On Wednesday, Police Superintendent David Brown was equally adamant.
He argued the National Guard “trains for matters of national security, natural disaster and major upheaval,” but few guardsmen “have any experience policing civilians or dealing with the violent crime” Chicago faces.
They don’t have “a standard set of rules of engagement on domestic soil.” They can’t be used to “free up CPD resources,” since they don’t have arrest powers.
“I firmly believe that Chicago needs to solve its own problems,” he said.
“If we had sustained civil unrest akin to what you see in Portland — over 100 days of protest — that’s more the National Guard’s role. They can come in and be a relief factor at checkpoints where we had to shut down downtown. If we had to do that over several weeks, have our critical infrastructure protected — our water treatment centers, our electrical grid sites ... hospitals and City Hall. We just don’t have those circumstances.”
Ald. Ray Lopez (15th) was incensed by the opposition.
Lopez said the support role described by Brown and Tate-Nadeau is precisely what he envisioned when he co-sponsored the resolution.

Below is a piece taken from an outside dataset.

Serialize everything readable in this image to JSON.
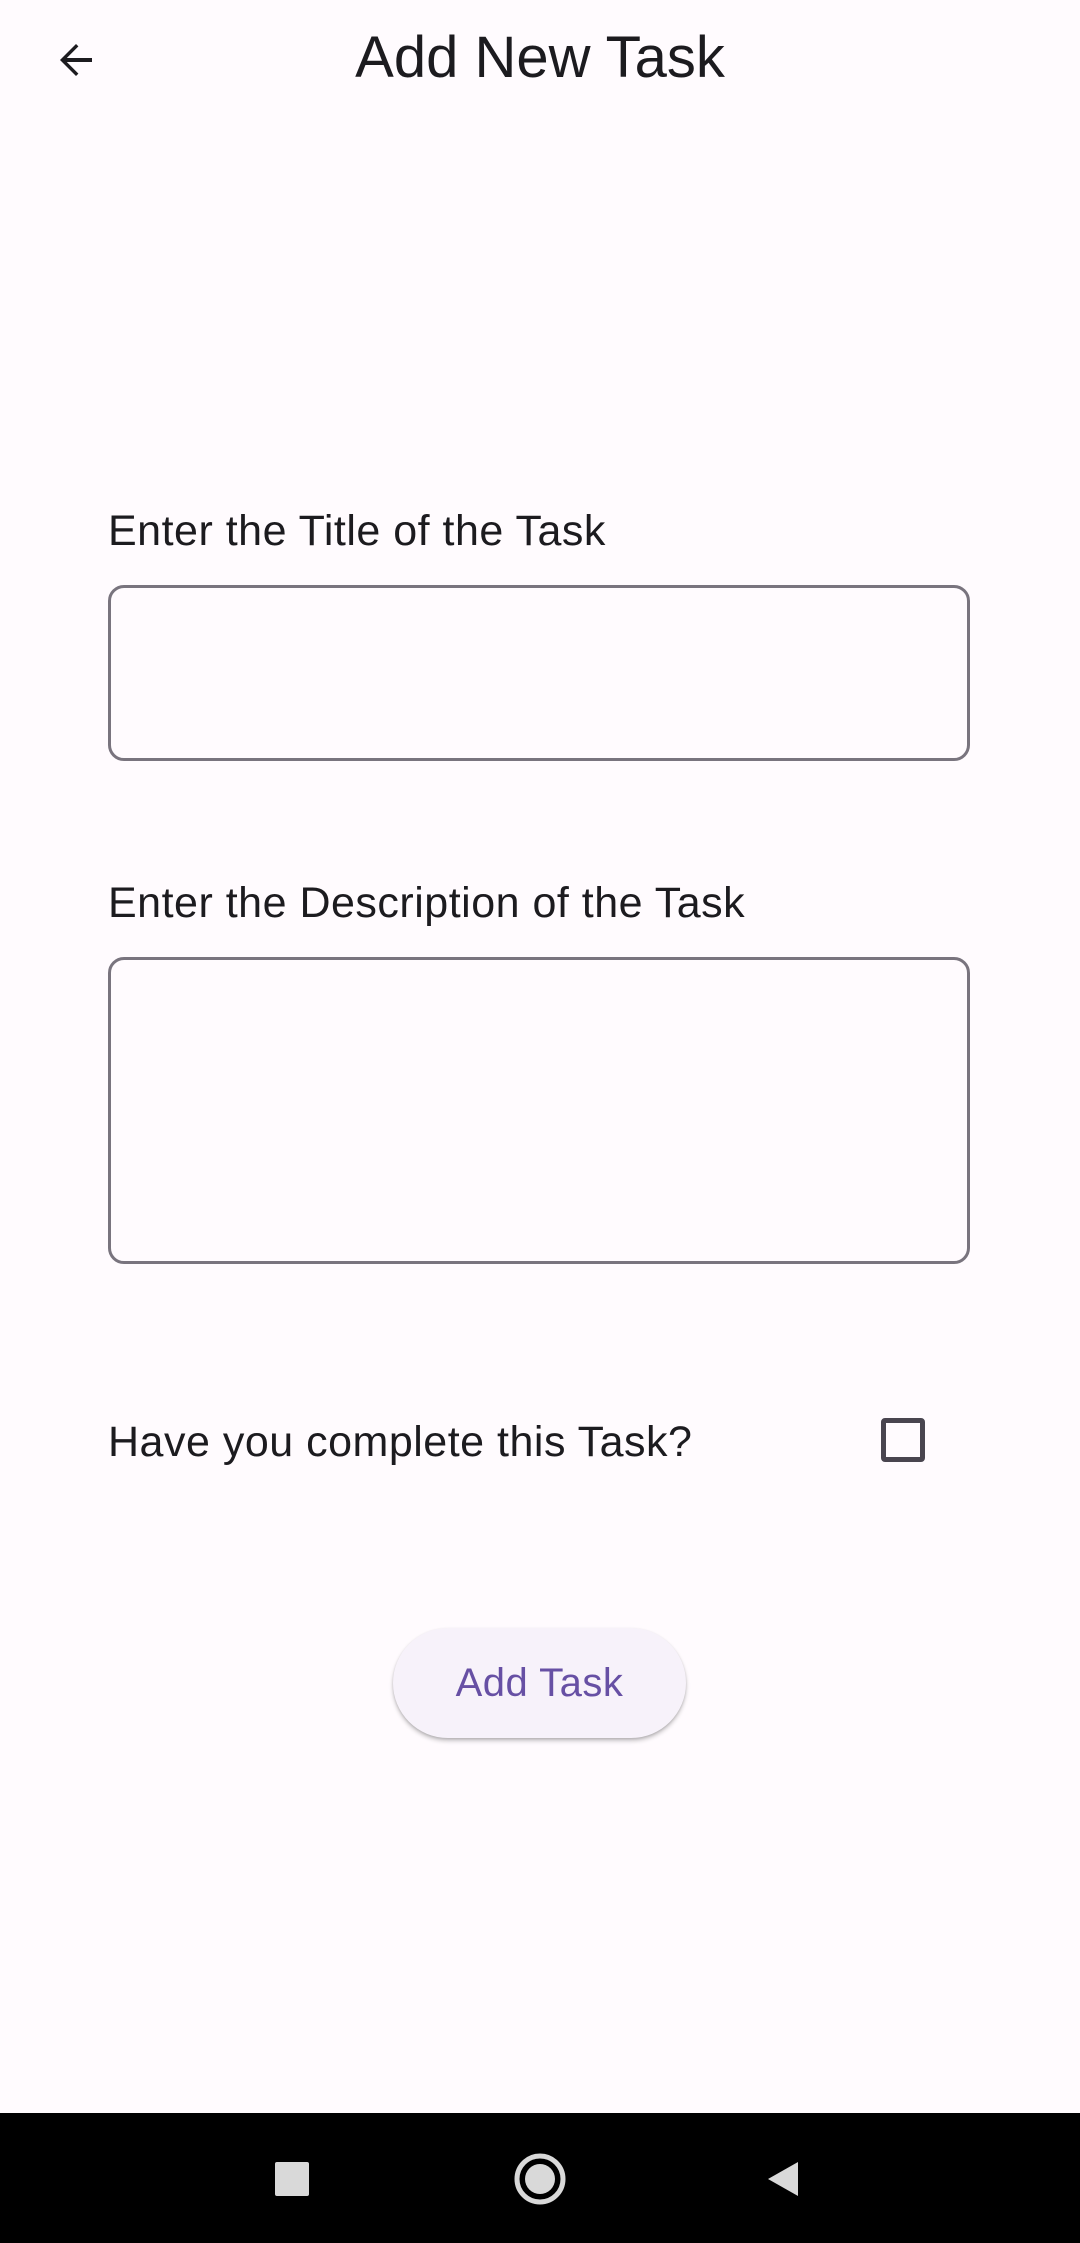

He noted the city had “no problem asking 345 National Guardsmen to create a perimeter to protect the Central Business District” after the first round of looting in early June.

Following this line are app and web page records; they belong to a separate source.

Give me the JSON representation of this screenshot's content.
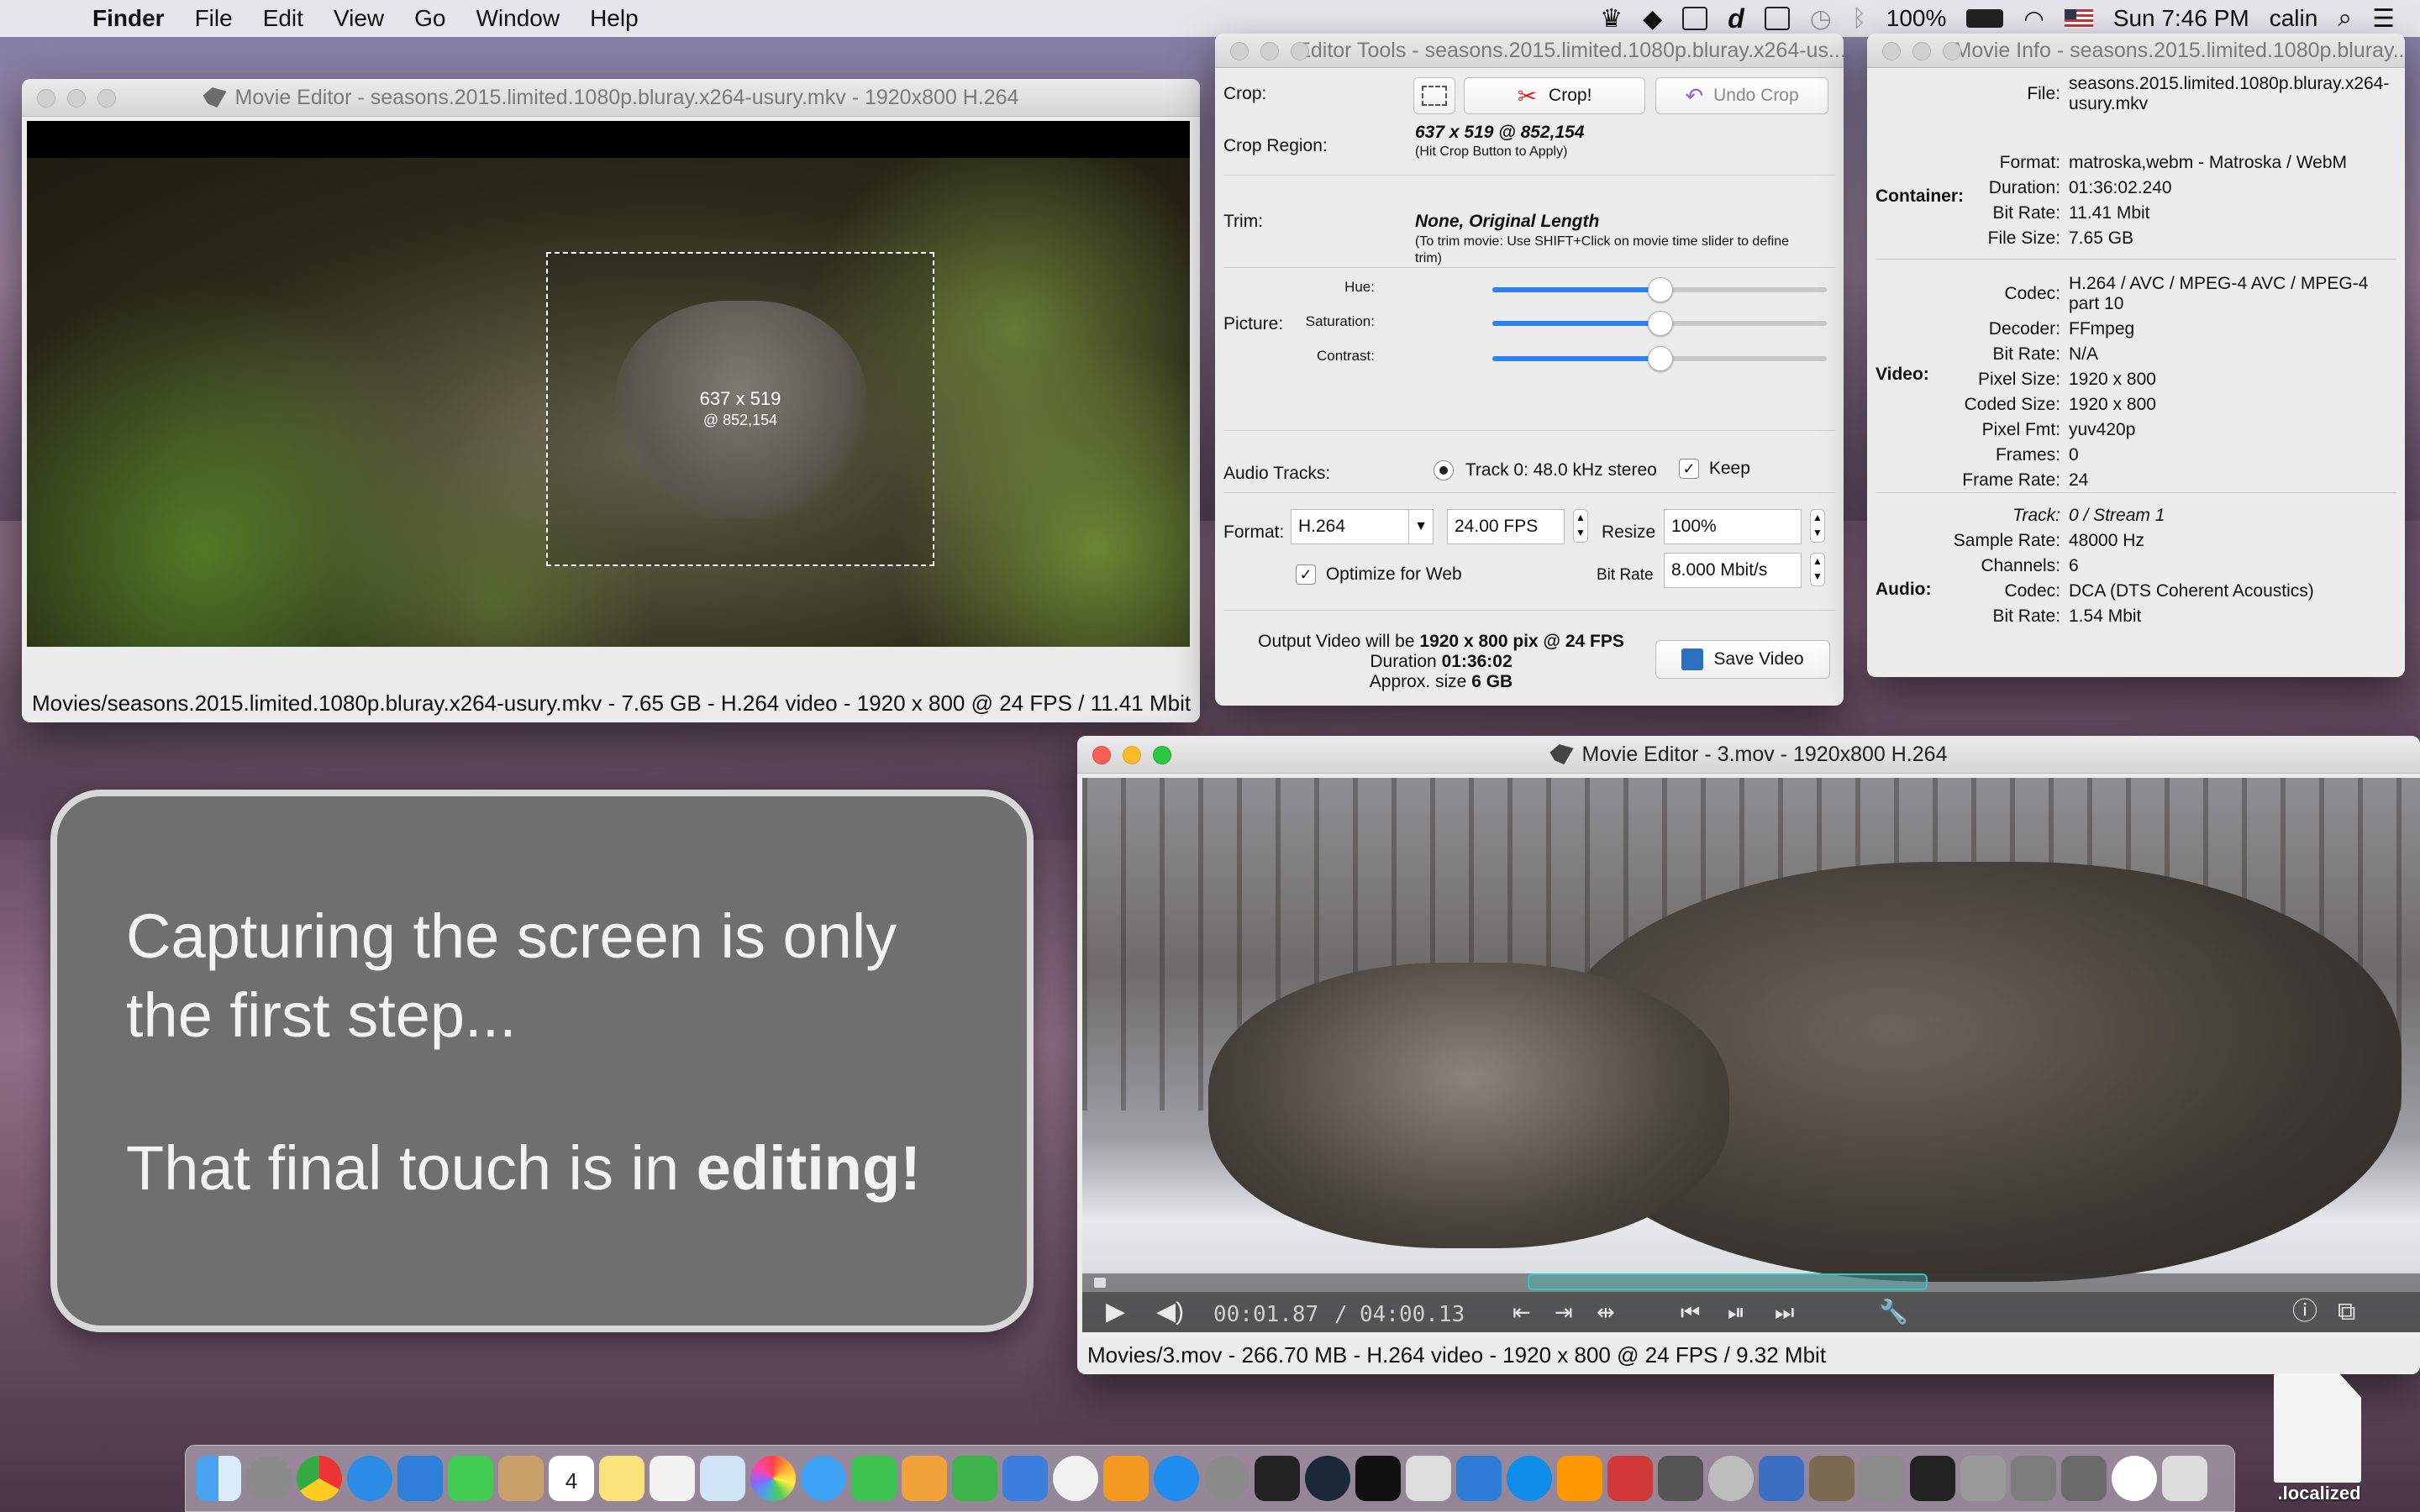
{
  "menubar": {
    "app": "Finder",
    "items": [
      "File",
      "Edit",
      "View",
      "Go",
      "Window",
      "Help"
    ],
    "battery": "100%",
    "clock": "Sun 7:46 PM",
    "user": "calin"
  },
  "editor1": {
    "title": "Movie Editor - seasons.2015.limited.1080p.bluray.x264-usury.mkv - 1920x800 H.264",
    "crop_size": "637 x 519",
    "crop_pos": "@ 852,154",
    "status": "Movies/seasons.2015.limited.1080p.bluray.x264-usury.mkv - 7.65 GB - H.264 video - 1920 x 800 @ 24 FPS / 11.41 Mbit"
  },
  "tools": {
    "title": "Editor Tools - seasons.2015.limited.1080p.bluray.x264-us...",
    "crop_label": "Crop:",
    "crop_button": "Crop!",
    "undo_crop": "Undo Crop",
    "crop_region_label": "Crop Region:",
    "crop_region_value": "637 x 519 @ 852,154",
    "crop_region_hint": "(Hit Crop Button to Apply)",
    "trim_label": "Trim:",
    "trim_value": "None, Original Length",
    "trim_hint": "(To trim movie: Use SHIFT+Click on movie time slider to define trim)",
    "picture_label": "Picture:",
    "hue_label": "Hue:",
    "saturation_label": "Saturation:",
    "contrast_label": "Contrast:",
    "hue": 0.5,
    "saturation": 0.5,
    "contrast": 0.5,
    "audio_label": "Audio Tracks:",
    "audio_track": "Track 0: 48.0 kHz stereo",
    "keep_label": "Keep",
    "format_label": "Format:",
    "format_value": "H.264",
    "fps_value": "24.00 FPS",
    "resize_label": "Resize",
    "resize_value": "100%",
    "optimize_label": "Optimize for Web",
    "bitrate_label": "Bit Rate",
    "bitrate_value": "8.000 Mbit/s",
    "output_prefix": "Output Video will be",
    "output_value": "1920 x 800 pix @ 24 FPS",
    "duration_prefix": "Duration",
    "duration_value": "01:36:02",
    "approx_prefix": "Approx. size",
    "approx_value": "6 GB",
    "save_button": "Save Video"
  },
  "info": {
    "title": "Movie Info - seasons.2015.limited.1080p.bluray...",
    "file_label": "File:",
    "file_value": "seasons.2015.limited.1080p.bluray.x264-usury.mkv",
    "container_group": "Container:",
    "container": [
      {
        "k": "Format:",
        "v": "matroska,webm - Matroska / WebM"
      },
      {
        "k": "Duration:",
        "v": "01:36:02.240"
      },
      {
        "k": "Bit Rate:",
        "v": "11.41 Mbit"
      },
      {
        "k": "File Size:",
        "v": "7.65 GB"
      }
    ],
    "video_group": "Video:",
    "codec_label": "Codec:",
    "codec_value": "H.264 / AVC / MPEG-4 AVC / MPEG-4 part 10",
    "video": [
      {
        "k": "Decoder:",
        "v": "FFmpeg"
      },
      {
        "k": "Bit Rate:",
        "v": "N/A"
      },
      {
        "k": "Pixel Size:",
        "v": "1920 x 800"
      },
      {
        "k": "Coded Size:",
        "v": "1920 x 800"
      },
      {
        "k": "Pixel Fmt:",
        "v": "yuv420p"
      },
      {
        "k": "Frames:",
        "v": "0"
      },
      {
        "k": "Frame Rate:",
        "v": "24"
      }
    ],
    "audio_group": "Audio:",
    "audio": [
      {
        "k": "Track:",
        "v": "0 / Stream 1"
      },
      {
        "k": "Sample Rate:",
        "v": "48000 Hz"
      },
      {
        "k": "Channels:",
        "v": "6"
      },
      {
        "k": "Codec:",
        "v": "DCA (DTS Coherent Acoustics)"
      },
      {
        "k": "Bit Rate:",
        "v": "1.54 Mbit"
      }
    ]
  },
  "callout": {
    "line1": "Capturing the screen is only",
    "line2": "the first step...",
    "line3_prefix": "That final touch is in ",
    "line3_bold": "editing!"
  },
  "editor2": {
    "title": "Movie Editor - 3.mov - 1920x800 H.264",
    "time_current": "00:01.87",
    "time_total": "04:00.13",
    "status": "Movies/3.mov - 266.70 MB - H.264 video - 1920 x 800 @ 24 FPS / 9.32 Mbit"
  },
  "desktop": {
    "file_label": ".localized"
  },
  "dock": {
    "calendar_day": "4"
  }
}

“Now, neighborhoods like mine — in Back of the Yards or Brighton Park or Gage Park or West Englewood — are being told that they have to basically fend for themselves because, what’s good for downtown isn’t good enough for them because of some lie that’s being perpetrated. It’s outrageous and should infuriate every alderman on this call, every resident listening to this hearing,” Lopez said.
“I have seen time and again where officers who are working a 12-hour shift … are assigned to a neighborhood asset and cannot leave. … Individual units are required to stay at a pharmacy or at a liquor store and cannot respond to a shooting three blocks away because they are assigned to maintain control over a neighborhood critical asset. That is something that our National Guard can handle. Our police should not have to sit there and babysit a liquor store while madness is ensuing in the neighborhoods all around them.”

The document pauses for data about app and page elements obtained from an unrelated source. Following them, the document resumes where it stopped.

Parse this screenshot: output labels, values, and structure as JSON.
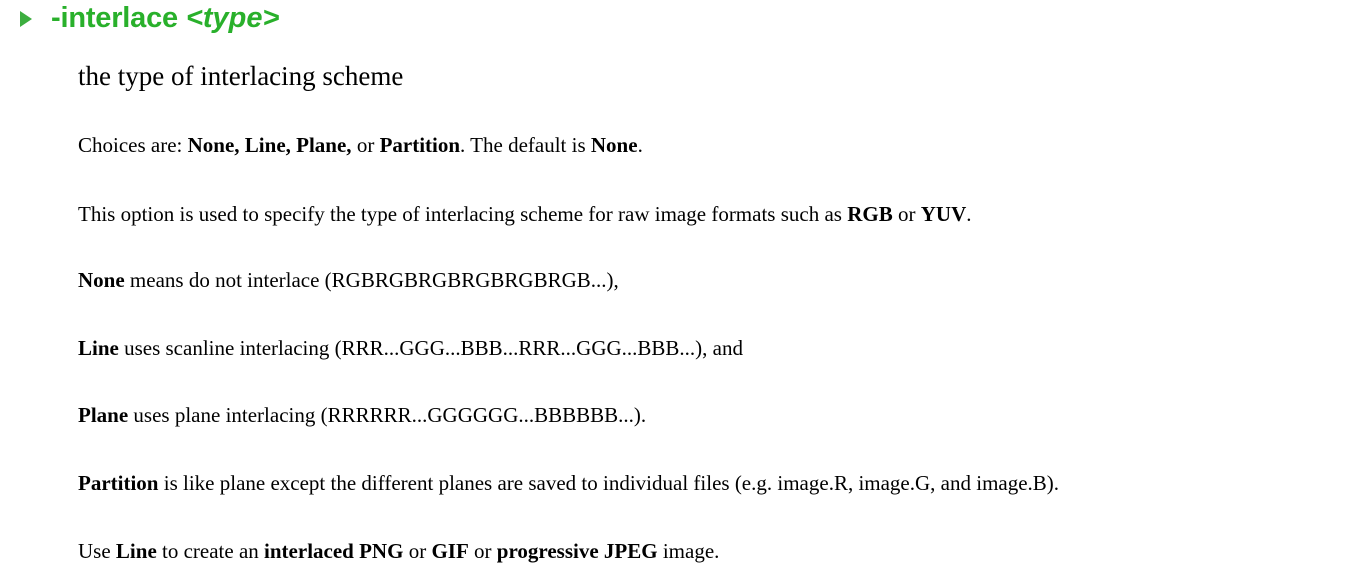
{
  "option": {
    "name": "-interlace",
    "argument": "<type>",
    "summary": "the type of interlacing scheme"
  },
  "paragraphs": {
    "choices": {
      "lead": "Choices are: ",
      "c1": "None, ",
      "c2": "Line, ",
      "c3": "Plane, ",
      "or": "or ",
      "c4": "Partition",
      "mid": ". The default is ",
      "default": "None",
      "end": "."
    },
    "purpose": {
      "text": "This option is used to specify the type of interlacing scheme for raw image formats such as ",
      "f1": "RGB",
      "or": " or ",
      "f2": "YUV",
      "end": "."
    },
    "none": {
      "term": "None",
      "text": " means do not interlace (RGBRGBRGBRGBRGBRGB...),"
    },
    "line": {
      "term": "Line",
      "text": " uses scanline interlacing (RRR...GGG...BBB...RRR...GGG...BBB...), and"
    },
    "plane": {
      "term": "Plane",
      "text": " uses plane interlacing (RRRRRR...GGGGGG...BBBBBB...)."
    },
    "partition": {
      "term": "Partition",
      "text": " is like plane except the different planes are saved to individual files (e.g. image.R, image.G, and image.B)."
    },
    "usage": {
      "lead": "Use ",
      "term": "Line",
      "mid1": " to create an ",
      "b1": "interlaced PNG",
      "or1": " or ",
      "b2": "GIF",
      "or2": " or ",
      "b3": "progressive JPEG",
      "end": " image."
    }
  }
}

Ald. Anthony Napolitano (41st), who has served Chicago as both a police officer and a firefighter, argued that police districts across the city have been stripped of officers to protect the downtown business district “at any expense” — and rightfully so.
“We’re leaving our neighborhoods throughout the city with little to no police presence. To me, this is unacceptable. We need to bring in the National Guard,” said Napolitano, whose Far Northwest Side ward is home to scores of Chicago Police officers.
“If you’re gonna take police officers from the 16th District, down to 10 officers for 32 square miles, give me the National Guard, then. Put `em in my neighborhood. My neighborhood won’t be scared of it. They understand the concept around the city — how it brings a different feel. But at this point, we don’t care. We just want to be protected. We want to feel safe. We want businesses to come to Chicago. We want to be able to walk around our streets again. And we’re not getting that.”
No vote was taken on the Guard resolution during the three-and-a-half hour hearing. That comes next week. But it was clear the votes are not there.
Opposition was even stronger to the radical plan proposed by career prosecutor Robert Milan to flood the streets with state and city police officers, FBI agents and National Guardsmen and dramatically limit access to South and West side neighborhoods between the hours of 3 p.m. and 4 a.m.
“Have you considered the harm that this could cause and the perspective that it would bring to the Black community on the South and West side?” Public Safety Committee Chairman Chris Taliaferro (29th) asked Milan.
Ald. Michael Scott Jr. (24th) added, “I’m concerned about mobilizing or militarizing communities of color.”
Milan said he proposed an “extreme plan to deal with an extreme problem.”
“How can the optics get any worse than 2,800 people shot in eight months and 519 homicides so far?” Milan said.
“If you don’t like my plan, come up with something else. I just haven’t heard one.”